> **Records for this exercise**:
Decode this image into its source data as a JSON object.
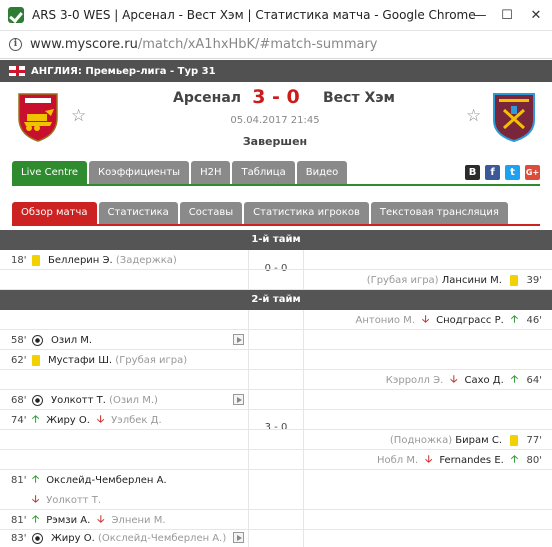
{
  "browser": {
    "tab_title": "ARS 3-0 WES | Арсенал - Вест Хэм | Статистика матча - Google Chrome",
    "url_host": "www.myscore.ru",
    "url_path": "/match/xA1hxHbK/#match-summary"
  },
  "league": {
    "label": "АНГЛИЯ: Премьер-лига - Тур 31"
  },
  "match": {
    "home": "Арсенал",
    "away": "Вест Хэм",
    "score": "3 - 0",
    "datetime": "05.04.2017 21:45",
    "status": "Завершен"
  },
  "colors": {
    "accent_green": "#2e8b2e",
    "accent_red": "#cc2222",
    "score_red": "#cc1b1b"
  },
  "main_tabs": [
    "Live Centre",
    "Коэффициенты",
    "H2H",
    "Таблица",
    "Видео"
  ],
  "social": [
    "В",
    "f",
    "t",
    "G+"
  ],
  "sub_tabs": [
    "Обзор матча",
    "Статистика",
    "Составы",
    "Статистика игроков",
    "Текстовая трансляция"
  ],
  "summary": {
    "half1": {
      "label": "1-й тайм",
      "score": "0 - 0"
    },
    "half2": {
      "label": "2-й тайм",
      "score": "3 - 0"
    },
    "e1": {
      "min": "18'",
      "player": "Беллерин Э.",
      "note": "(Задержка)"
    },
    "e2": {
      "min": "39'",
      "player": "Лансини М.",
      "note": "(Грубая игра)"
    },
    "e3": {
      "min": "46'",
      "in": "Снодграсс Р.",
      "out": "Антонио М."
    },
    "e4": {
      "min": "58'",
      "player": "Озил М."
    },
    "e5": {
      "min": "62'",
      "player": "Мустафи Ш.",
      "note": "(Грубая игра)"
    },
    "e6": {
      "min": "64'",
      "in": "Сахо Д.",
      "out": "Кэрролл Э."
    },
    "e7": {
      "min": "68'",
      "player": "Уолкотт Т.",
      "note": "(Озил М.)"
    },
    "e8": {
      "min": "74'",
      "in": "Жиру О.",
      "out": "Уэлбек Д."
    },
    "e9": {
      "min": "77'",
      "player": "Бирам С.",
      "note": "(Подножка)"
    },
    "e10": {
      "min": "80'",
      "in": "Fernandes E.",
      "out": "Нобл М."
    },
    "e11": {
      "min": "81'",
      "in": "Окслейд-Чемберлен А.",
      "out": "Уолкотт Т."
    },
    "e12": {
      "min": "81'",
      "in": "Рэмзи А.",
      "out": "Элнени М."
    },
    "e13": {
      "min": "83'",
      "player": "Жиру О.",
      "note": "(Окслейд-Чемберлен А.)"
    }
  }
}
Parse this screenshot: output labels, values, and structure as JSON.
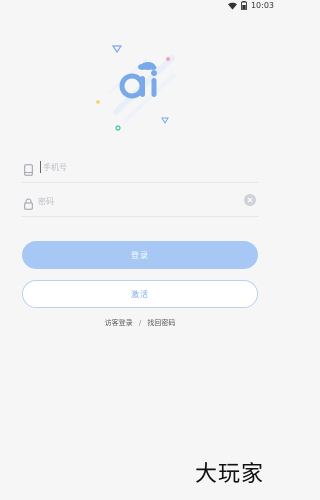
{
  "status_bar": {
    "time": "10:03"
  },
  "login": {
    "phone_placeholder": "手机号",
    "password_placeholder": "密码",
    "login_button": "登录",
    "activate_button": "激活",
    "visitor_login_link": "访客登录",
    "separator": "/",
    "find_password_link": "找回密码"
  },
  "logo": {
    "text": "ai",
    "primary_color": "#7aa9ea"
  },
  "watermark": {
    "text": "大玩家"
  },
  "colors": {
    "background": "#f6f6f7",
    "login_button": "#a7c8f4",
    "accent": "#7aa9ea"
  },
  "icons": [
    "wifi-icon",
    "battery-icon",
    "phone-icon",
    "lock-icon",
    "clear-icon"
  ]
}
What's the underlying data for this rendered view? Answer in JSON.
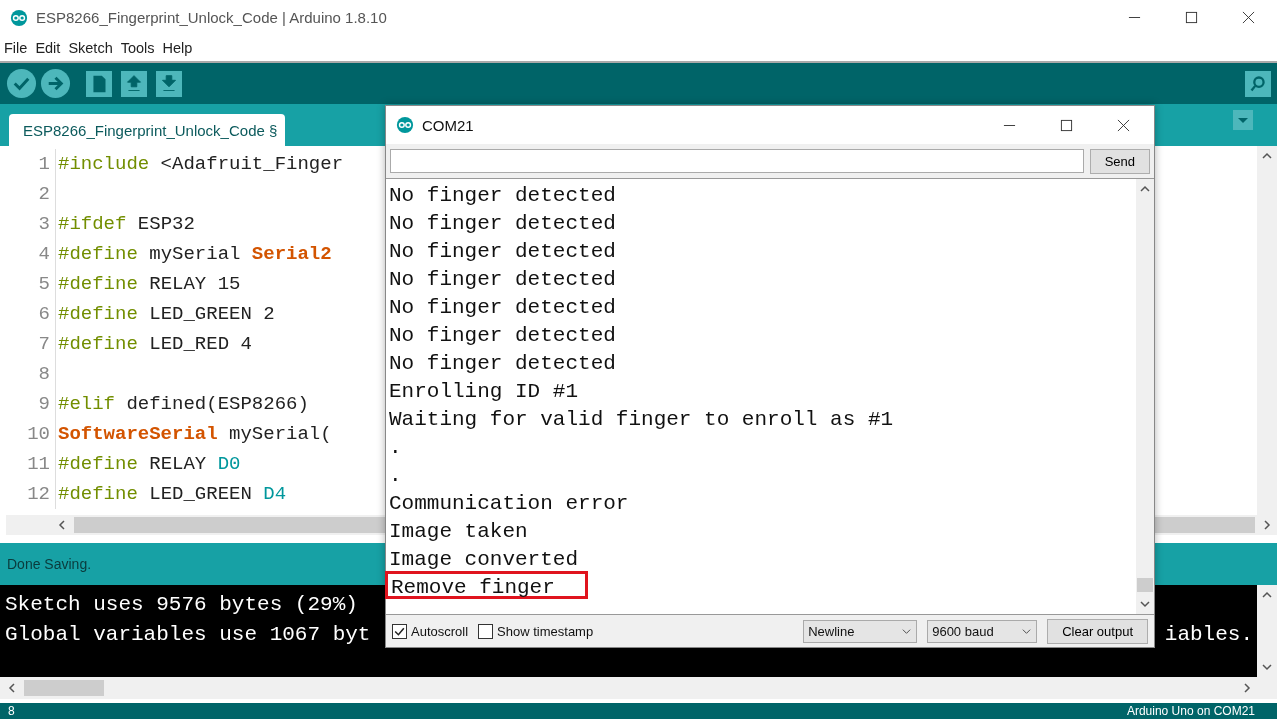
{
  "window": {
    "title": "ESP8266_Fingerprint_Unlock_Code | Arduino 1.8.10"
  },
  "menu": [
    {
      "label": "File"
    },
    {
      "label": "Edit"
    },
    {
      "label": "Sketch"
    },
    {
      "label": "Tools"
    },
    {
      "label": "Help"
    }
  ],
  "tabs": [
    {
      "label": "ESP8266_Fingerprint_Unlock_Code §",
      "selected": true
    }
  ],
  "editor": {
    "lines": [
      {
        "number": "1",
        "tokens": [
          {
            "text": "#include",
            "kind": "directive"
          },
          {
            "text": " <Adafruit_Finger",
            "kind": "plain"
          }
        ]
      },
      {
        "number": "2"
      },
      {
        "number": "3",
        "tokens": [
          {
            "text": "#ifdef",
            "kind": "directive"
          },
          {
            "text": " ESP32",
            "kind": "plain"
          }
        ]
      },
      {
        "number": "4",
        "tokens": [
          {
            "text": "#define",
            "kind": "directive"
          },
          {
            "text": " mySerial ",
            "kind": "plain"
          },
          {
            "text": "Serial2",
            "kind": "keyword"
          }
        ]
      },
      {
        "number": "5",
        "tokens": [
          {
            "text": "#define",
            "kind": "directive"
          },
          {
            "text": " RELAY 15",
            "kind": "plain"
          }
        ]
      },
      {
        "number": "6",
        "tokens": [
          {
            "text": "#define",
            "kind": "directive"
          },
          {
            "text": " LED_GREEN 2",
            "kind": "plain"
          }
        ]
      },
      {
        "number": "7",
        "tokens": [
          {
            "text": "#define",
            "kind": "directive"
          },
          {
            "text": " LED_RED 4",
            "kind": "plain"
          }
        ]
      },
      {
        "number": "8"
      },
      {
        "number": "9",
        "tokens": [
          {
            "text": "#elif",
            "kind": "directive"
          },
          {
            "text": " defined(ESP8266)",
            "kind": "plain"
          }
        ]
      },
      {
        "number": "10",
        "tokens": [
          {
            "text": "SoftwareSerial",
            "kind": "keyword"
          },
          {
            "text": " mySerial(",
            "kind": "plain"
          }
        ]
      },
      {
        "number": "11",
        "tokens": [
          {
            "text": "#define",
            "kind": "directive"
          },
          {
            "text": " RELAY ",
            "kind": "plain"
          },
          {
            "text": "D0",
            "kind": "constant"
          }
        ]
      },
      {
        "number": "12",
        "tokens": [
          {
            "text": "#define",
            "kind": "directive"
          },
          {
            "text": " LED_GREEN ",
            "kind": "plain"
          },
          {
            "text": "D4",
            "kind": "constant"
          }
        ]
      }
    ]
  },
  "console": {
    "status": "Done Saving.",
    "lines": [
      {
        "left": "Sketch uses 9576 bytes (29%)"
      },
      {
        "left": "Global variables use 1067 byt",
        "right": "iables."
      }
    ]
  },
  "status_bar": {
    "line": "8",
    "board": "Arduino Uno on COM21"
  },
  "serial_monitor": {
    "title": "COM21",
    "send": "Send",
    "output": [
      {
        "text": "No finger detected",
        "highlighted": false
      },
      {
        "text": "No finger detected",
        "highlighted": false
      },
      {
        "text": "No finger detected",
        "highlighted": false
      },
      {
        "text": "No finger detected",
        "highlighted": false
      },
      {
        "text": "No finger detected",
        "highlighted": false
      },
      {
        "text": "No finger detected",
        "highlighted": false
      },
      {
        "text": "No finger detected",
        "highlighted": false
      },
      {
        "text": "Enrolling ID #1",
        "highlighted": false
      },
      {
        "text": "Waiting for valid finger to enroll as #1",
        "highlighted": false
      },
      {
        "text": ".",
        "highlighted": false
      },
      {
        "text": ".",
        "highlighted": false
      },
      {
        "text": "Communication error",
        "highlighted": false
      },
      {
        "text": "Image taken",
        "highlighted": false
      },
      {
        "text": "Image converted",
        "highlighted": false
      },
      {
        "text": "Remove finger",
        "highlighted": true
      }
    ],
    "autoscroll": {
      "label": "Autoscroll",
      "checked": true
    },
    "timestamp": {
      "label": "Show timestamp",
      "checked": false
    },
    "line_ending": "Newline",
    "baud": "9600 baud",
    "clear": "Clear output"
  }
}
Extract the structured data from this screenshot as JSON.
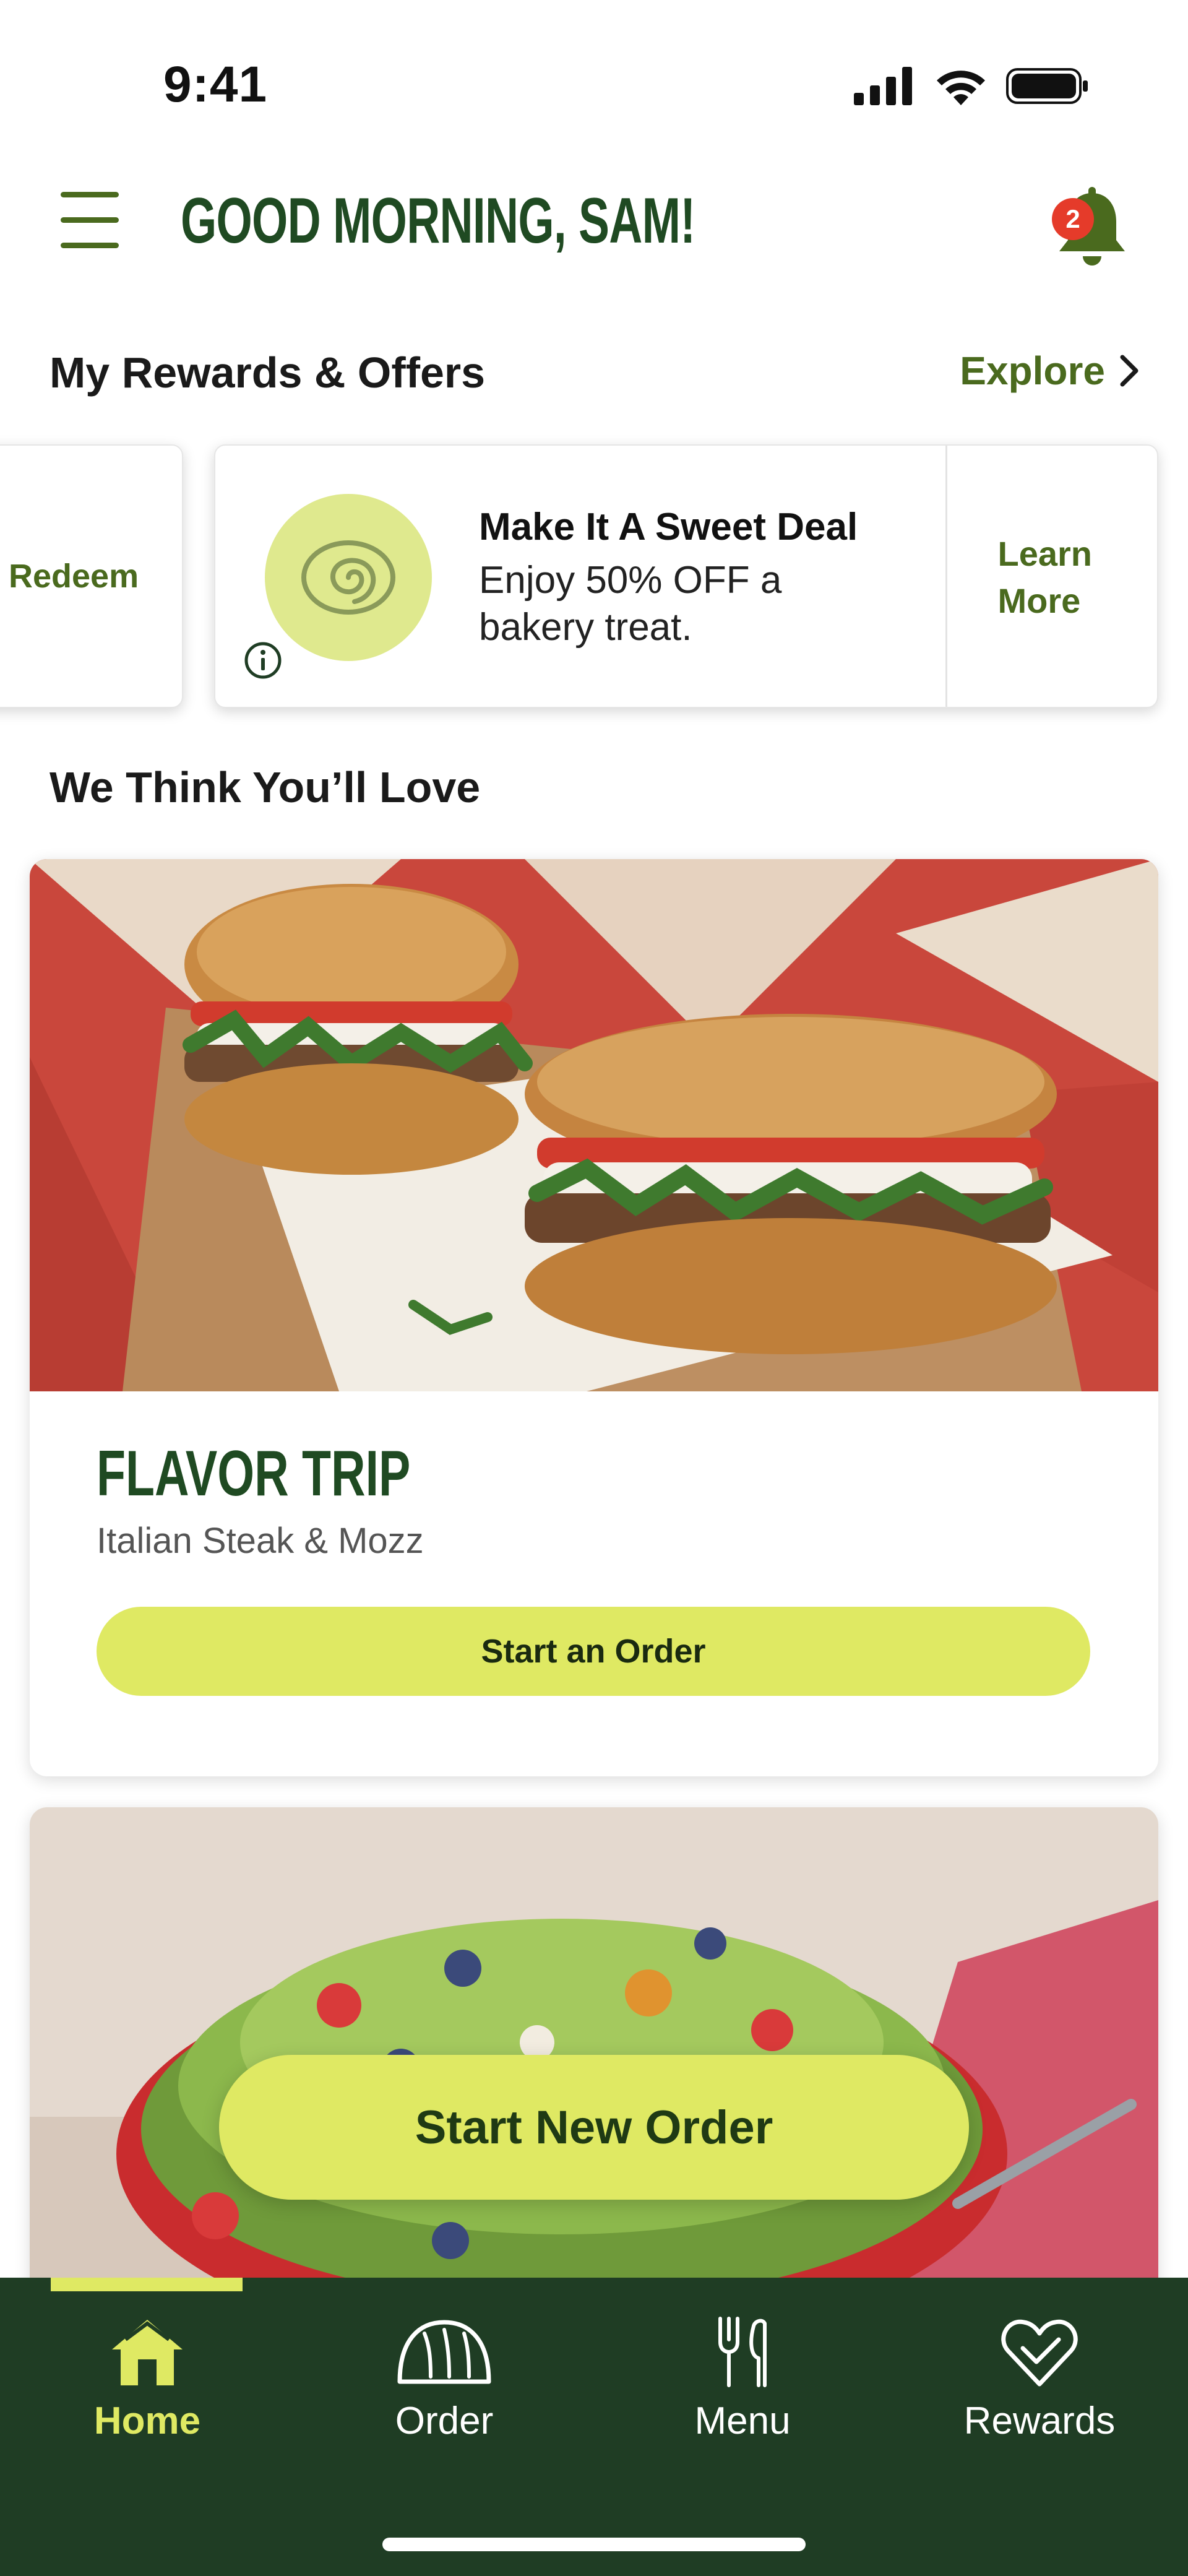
{
  "status_bar": {
    "time": "9:41"
  },
  "header": {
    "greeting": "GOOD MORNING, SAM!",
    "notification_count": "2"
  },
  "rewards": {
    "title": "My Rewards & Offers",
    "explore_label": "Explore",
    "left_card_action": "Redeem",
    "offer": {
      "title": "Make It A Sweet Deal",
      "description": "Enjoy 50% OFF a bakery treat.",
      "cta": "Learn More"
    }
  },
  "recommendations": {
    "title": "We Think You’ll Love",
    "cards": [
      {
        "tag": "FLAVOR TRIP",
        "subtitle": "Italian Steak & Mozz",
        "cta": "Start an Order"
      }
    ]
  },
  "floating_cta": "Start New Order",
  "bottom_nav": {
    "items": [
      {
        "label": "Home",
        "icon": "home-icon",
        "active": true
      },
      {
        "label": "Order",
        "icon": "bread-icon",
        "active": false
      },
      {
        "label": "Menu",
        "icon": "utensils-icon",
        "active": false
      },
      {
        "label": "Rewards",
        "icon": "heart-icon",
        "active": false
      }
    ]
  },
  "colors": {
    "brand_green": "#1f3d24",
    "accent_lime": "#dfe963",
    "link_green": "#4a6a1e",
    "badge_red": "#e53b2a"
  }
}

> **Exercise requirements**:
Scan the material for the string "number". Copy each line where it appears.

> **Expected answer**:
        "number": "1",
        "number": "2"
        "number": "3",
        "number": "4",
        "number": "5",
        "number": "6",
        "number": "7",
        "number": "8"
        "number": "9",
        "number": "10",
        "number": "11",
        "number": "12",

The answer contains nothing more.